◆ **WHAT IS EXPECTED**
Which lines below mention "site"? Pick each one out.

◆ **DATA FOR PROCESSING**
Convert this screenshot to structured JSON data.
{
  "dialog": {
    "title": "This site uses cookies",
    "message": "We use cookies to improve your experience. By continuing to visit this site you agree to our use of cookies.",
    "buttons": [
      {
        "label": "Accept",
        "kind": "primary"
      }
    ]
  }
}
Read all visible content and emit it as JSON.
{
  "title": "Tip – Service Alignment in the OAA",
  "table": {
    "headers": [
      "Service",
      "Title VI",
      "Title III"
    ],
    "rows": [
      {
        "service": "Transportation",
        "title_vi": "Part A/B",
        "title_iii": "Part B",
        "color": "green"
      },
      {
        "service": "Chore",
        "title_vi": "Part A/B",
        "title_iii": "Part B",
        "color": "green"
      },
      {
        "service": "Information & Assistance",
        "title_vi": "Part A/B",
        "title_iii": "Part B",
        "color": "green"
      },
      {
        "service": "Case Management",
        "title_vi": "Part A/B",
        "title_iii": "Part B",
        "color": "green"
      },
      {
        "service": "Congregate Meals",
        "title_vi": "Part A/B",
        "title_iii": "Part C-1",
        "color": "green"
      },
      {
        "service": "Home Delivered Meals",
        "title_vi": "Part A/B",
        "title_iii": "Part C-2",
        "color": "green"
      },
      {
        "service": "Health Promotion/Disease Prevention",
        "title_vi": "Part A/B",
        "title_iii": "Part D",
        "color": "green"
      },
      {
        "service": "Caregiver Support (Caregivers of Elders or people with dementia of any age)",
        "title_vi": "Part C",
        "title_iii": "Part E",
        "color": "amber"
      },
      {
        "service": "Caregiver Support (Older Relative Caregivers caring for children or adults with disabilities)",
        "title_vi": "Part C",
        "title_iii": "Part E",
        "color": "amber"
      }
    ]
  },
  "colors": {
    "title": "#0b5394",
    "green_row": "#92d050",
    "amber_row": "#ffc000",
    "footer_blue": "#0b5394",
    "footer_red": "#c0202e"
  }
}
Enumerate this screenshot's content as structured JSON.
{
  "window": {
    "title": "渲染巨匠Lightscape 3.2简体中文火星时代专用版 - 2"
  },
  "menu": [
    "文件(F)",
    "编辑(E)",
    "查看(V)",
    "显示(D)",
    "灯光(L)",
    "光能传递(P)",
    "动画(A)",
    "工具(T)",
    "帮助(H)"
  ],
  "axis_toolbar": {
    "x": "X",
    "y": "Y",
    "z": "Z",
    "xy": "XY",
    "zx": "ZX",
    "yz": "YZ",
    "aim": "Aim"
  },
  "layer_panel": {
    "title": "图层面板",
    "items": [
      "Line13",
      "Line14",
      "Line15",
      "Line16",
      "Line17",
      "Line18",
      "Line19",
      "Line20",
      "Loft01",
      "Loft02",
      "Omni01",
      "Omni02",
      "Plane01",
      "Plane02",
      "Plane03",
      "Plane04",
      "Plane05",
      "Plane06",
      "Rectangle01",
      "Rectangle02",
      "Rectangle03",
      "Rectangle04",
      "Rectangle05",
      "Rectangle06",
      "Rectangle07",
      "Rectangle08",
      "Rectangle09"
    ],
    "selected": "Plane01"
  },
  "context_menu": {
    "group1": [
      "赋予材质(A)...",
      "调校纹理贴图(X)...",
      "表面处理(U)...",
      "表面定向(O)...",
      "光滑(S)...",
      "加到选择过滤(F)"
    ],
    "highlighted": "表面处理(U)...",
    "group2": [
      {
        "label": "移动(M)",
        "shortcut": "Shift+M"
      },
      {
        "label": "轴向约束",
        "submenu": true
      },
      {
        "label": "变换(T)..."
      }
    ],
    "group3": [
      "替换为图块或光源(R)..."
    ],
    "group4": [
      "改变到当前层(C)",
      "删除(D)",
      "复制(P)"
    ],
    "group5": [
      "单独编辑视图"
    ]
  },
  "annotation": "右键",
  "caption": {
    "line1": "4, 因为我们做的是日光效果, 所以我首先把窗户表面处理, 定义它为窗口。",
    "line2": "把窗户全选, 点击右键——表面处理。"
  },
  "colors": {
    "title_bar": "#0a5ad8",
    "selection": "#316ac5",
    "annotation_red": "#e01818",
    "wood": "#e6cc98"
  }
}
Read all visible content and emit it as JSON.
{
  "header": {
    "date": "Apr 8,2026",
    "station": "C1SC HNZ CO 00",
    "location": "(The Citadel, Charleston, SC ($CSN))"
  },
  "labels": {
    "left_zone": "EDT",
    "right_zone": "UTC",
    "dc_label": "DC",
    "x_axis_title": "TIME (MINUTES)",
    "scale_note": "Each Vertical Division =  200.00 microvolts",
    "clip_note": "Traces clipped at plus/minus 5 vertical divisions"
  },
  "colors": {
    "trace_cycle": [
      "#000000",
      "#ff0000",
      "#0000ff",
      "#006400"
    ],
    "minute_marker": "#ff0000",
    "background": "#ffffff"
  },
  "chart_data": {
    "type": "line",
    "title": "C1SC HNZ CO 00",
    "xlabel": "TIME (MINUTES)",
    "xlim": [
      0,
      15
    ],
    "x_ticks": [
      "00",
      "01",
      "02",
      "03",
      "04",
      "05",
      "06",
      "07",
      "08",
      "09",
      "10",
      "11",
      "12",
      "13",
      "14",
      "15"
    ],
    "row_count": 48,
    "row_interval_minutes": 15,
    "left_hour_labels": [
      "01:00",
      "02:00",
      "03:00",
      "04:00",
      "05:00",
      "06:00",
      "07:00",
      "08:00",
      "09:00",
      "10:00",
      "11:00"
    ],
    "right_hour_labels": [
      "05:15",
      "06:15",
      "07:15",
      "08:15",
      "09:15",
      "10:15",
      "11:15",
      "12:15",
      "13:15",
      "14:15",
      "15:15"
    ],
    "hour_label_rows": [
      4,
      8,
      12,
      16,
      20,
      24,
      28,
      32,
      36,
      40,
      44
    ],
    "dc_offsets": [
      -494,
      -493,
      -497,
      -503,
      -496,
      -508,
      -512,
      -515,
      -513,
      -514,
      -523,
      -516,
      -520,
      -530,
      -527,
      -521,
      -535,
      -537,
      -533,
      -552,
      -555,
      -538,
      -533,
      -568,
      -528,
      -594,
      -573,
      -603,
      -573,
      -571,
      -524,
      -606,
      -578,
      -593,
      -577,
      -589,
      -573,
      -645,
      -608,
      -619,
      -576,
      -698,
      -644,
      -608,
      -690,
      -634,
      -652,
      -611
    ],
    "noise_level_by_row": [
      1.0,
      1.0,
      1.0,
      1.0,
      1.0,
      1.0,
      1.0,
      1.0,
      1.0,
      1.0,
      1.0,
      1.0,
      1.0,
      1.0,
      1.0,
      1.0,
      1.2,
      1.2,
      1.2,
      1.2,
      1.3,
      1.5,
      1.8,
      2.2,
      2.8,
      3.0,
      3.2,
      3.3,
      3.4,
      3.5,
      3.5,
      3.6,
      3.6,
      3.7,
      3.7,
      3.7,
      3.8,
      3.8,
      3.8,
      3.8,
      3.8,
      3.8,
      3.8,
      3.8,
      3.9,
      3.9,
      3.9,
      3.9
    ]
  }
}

◆ **SOLUTION FOR THIS PROBLEM**
    "title": "This site uses cookies",
    "message": "We use cookies to improve your experience. By continuing to visit this site you agree to our use of cookies.",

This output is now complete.